What is the right combination – the perfect plant on a genetic level? To answer that question we must consider the environment that they grow in – the intersection of climate, weather, soils, and resources that we call the farm. A variety perfectly suited to a rich soil in a moist climate may not even produce anything in a dry, sandy location, whereas a plant adapted to survive in such arid lands will be woefully inadequate where conditions are ideal. And year to year, weather patterns change, making the task of a breeder even more difficult – and more important.

You cannot talk about things such as food distribution if you do not have the food to distribute. We have witnessed in recent years that droughts and severe weather conditions are enough to cause shortages in some of the more secure of nations. Even the threat of a shortage is enough to close a trade barrier and endanger food supplies elsewhere. As our climate continues to change and these uncommon events that put crops at risk become more frequent, we need to gird ourselves (and our plants) against such possibilities.

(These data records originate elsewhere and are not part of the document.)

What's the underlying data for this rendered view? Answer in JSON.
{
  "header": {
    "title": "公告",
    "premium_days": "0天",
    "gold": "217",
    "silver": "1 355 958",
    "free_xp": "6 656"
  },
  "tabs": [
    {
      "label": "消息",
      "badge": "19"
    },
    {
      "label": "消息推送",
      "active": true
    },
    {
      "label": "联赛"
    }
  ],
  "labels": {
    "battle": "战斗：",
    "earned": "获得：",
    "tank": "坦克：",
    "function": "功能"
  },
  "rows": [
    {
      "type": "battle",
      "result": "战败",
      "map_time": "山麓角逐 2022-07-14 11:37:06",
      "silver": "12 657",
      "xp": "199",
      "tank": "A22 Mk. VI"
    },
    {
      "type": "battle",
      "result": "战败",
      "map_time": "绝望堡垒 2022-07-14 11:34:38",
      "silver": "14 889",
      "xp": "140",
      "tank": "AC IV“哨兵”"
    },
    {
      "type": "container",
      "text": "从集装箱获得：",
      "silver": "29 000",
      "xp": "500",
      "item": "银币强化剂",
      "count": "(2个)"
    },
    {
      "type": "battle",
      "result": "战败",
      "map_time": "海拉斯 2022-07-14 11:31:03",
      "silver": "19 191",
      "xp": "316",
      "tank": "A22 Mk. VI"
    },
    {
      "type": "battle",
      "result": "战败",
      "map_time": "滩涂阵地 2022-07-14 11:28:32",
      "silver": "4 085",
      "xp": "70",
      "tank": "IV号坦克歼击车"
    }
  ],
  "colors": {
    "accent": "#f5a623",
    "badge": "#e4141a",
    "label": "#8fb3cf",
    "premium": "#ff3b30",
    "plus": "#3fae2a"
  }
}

Breeders are hard at work trying to bring together genes that will strengthen crops against these conditions, but I worry if it will be enough? I think we will need to draw on genes from outside the gene pool of individual species to bring together traits that are sorely needed. Genetic engineering is one tool among many that can help make food security possible. We will also need improvements in growing practices, which will go hand in hand with genetic improvements.

Drought tolerance is one important trait, but nutritionally improved staples such as golden rice, super cassava, and even conventionally bred high-protein maize are another important step. The ever-present biological threats of insect pests, disease, and parasitic weeds in Africa, demand attention as well. If a region, nation, or planet can first grow crops that will guarantee that enough nourishing food will be always be available for a growing population, then we can have the stable political environment that will make it possible for us to figure out how to get it into everyone’s hands.